Chris Buckley talking to 2 people

The Roche Fibroblast Network brings together an international group of academic partners from Oxford, Brigham and Women’s Hospital, Boston, and the Institute of Inflammation and Ageing Birmingham to build on previous evidence that the stromal compartment plays a pathological role in immune-mediated inflammatory diseases.

The common objective of the consortium was to establish a clear understanding of the biology and significance of fibroblast heterogeneity across tissues and diseases and to define common fibroblast-traits which can be used as therapeutics targets and biomarkers to drive the development of new treatments.

“In order to target fibroblasts therapeutically, we need to understand their subsets, and how these subsets change in health and IBD. By providing access to IBD patient cohorts and our expertise on intestinal inflammation our team at the KIR was able to identify a new subset of inflammatory fibroblasts that predict non-response to therapies in IBD in a subset of patient characterised by deep ulcers,” said Mathilde Pohin, Postdoctoral Researcher Scientist at the Kennedy Institute. 

Kara Lassen, Global Head, Immunology Discovery at Roche commented: “The objective of this consortium was to bring together experts across academia and industry to accelerate our understanding of stromal cells in inflammatory diseases. These exciting results highlight the strength of these collaborations and we hope to use these findings to develop novel therapies for patients in the future.”

“The role of fibroblasts in chronic inflammatory disease has been overlooked,” said Professor Fiona Powrie, Director of the Kennedy Institute.  “This consortium brings together scientists and clinicians working across immune mediated inflammatory diseases to identify common and unique pathways through which fibroblasts in different tissues promote inflammation. The results will help identify new therapeutic targets and allow the repurposing of drugs across different diseases.”

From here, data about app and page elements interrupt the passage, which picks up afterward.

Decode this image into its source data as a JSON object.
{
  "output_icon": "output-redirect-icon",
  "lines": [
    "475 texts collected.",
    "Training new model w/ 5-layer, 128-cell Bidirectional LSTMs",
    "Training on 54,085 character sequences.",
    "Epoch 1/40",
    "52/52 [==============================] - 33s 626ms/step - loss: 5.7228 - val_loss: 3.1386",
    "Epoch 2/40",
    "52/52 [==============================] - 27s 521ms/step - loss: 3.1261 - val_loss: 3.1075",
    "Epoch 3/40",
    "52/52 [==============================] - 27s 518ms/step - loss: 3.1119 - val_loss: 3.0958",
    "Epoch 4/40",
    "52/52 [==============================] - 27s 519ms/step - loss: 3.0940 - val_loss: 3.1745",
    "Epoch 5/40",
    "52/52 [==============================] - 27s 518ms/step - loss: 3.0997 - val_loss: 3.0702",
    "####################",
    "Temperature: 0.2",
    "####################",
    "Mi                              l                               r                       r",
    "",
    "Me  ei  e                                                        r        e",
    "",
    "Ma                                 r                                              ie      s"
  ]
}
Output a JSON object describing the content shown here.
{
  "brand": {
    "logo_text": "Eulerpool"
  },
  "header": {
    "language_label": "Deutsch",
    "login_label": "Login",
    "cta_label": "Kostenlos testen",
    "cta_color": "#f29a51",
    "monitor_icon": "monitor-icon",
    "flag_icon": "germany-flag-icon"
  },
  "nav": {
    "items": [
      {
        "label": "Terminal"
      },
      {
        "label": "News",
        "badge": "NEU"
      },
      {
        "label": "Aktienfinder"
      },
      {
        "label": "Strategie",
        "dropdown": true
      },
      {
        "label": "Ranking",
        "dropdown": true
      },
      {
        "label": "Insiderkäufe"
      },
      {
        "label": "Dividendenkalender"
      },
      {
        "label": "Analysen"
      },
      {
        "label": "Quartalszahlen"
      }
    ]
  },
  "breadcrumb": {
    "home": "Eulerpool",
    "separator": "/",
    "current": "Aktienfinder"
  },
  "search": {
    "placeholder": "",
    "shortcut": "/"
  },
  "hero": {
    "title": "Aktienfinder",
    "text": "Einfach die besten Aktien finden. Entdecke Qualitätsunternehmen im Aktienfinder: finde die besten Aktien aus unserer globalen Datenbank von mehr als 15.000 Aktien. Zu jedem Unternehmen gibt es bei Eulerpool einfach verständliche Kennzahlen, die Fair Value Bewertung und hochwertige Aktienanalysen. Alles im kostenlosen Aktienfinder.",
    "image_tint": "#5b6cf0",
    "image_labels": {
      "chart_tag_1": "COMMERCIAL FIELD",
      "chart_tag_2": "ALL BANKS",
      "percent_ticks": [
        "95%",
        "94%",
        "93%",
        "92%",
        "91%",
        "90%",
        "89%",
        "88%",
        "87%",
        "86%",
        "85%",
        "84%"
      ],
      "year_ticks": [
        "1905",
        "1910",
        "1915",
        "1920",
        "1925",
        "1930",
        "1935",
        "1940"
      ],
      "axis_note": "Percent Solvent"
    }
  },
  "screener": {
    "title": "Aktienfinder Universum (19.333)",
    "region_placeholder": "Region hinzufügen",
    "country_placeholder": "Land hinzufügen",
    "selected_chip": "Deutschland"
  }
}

Chris Buckley, Kennedy Professor of Translational Rheumatology, who works at both the University of Oxford and Birmingham added: “Collaboration is the future. This consortium is a terrific example of how academics working in Universities, our clinical colleagues and patient partners have joined forces with researchers in the pharmaceutical sector to help answer a critical question: ‘are there a set of universal fibroblasts that are found in inflamed human tissues?’ The fact that the answer turns out to be yes has important implications for the development of new drugs that might work across a range of inflammatory diseases rather than just in one.”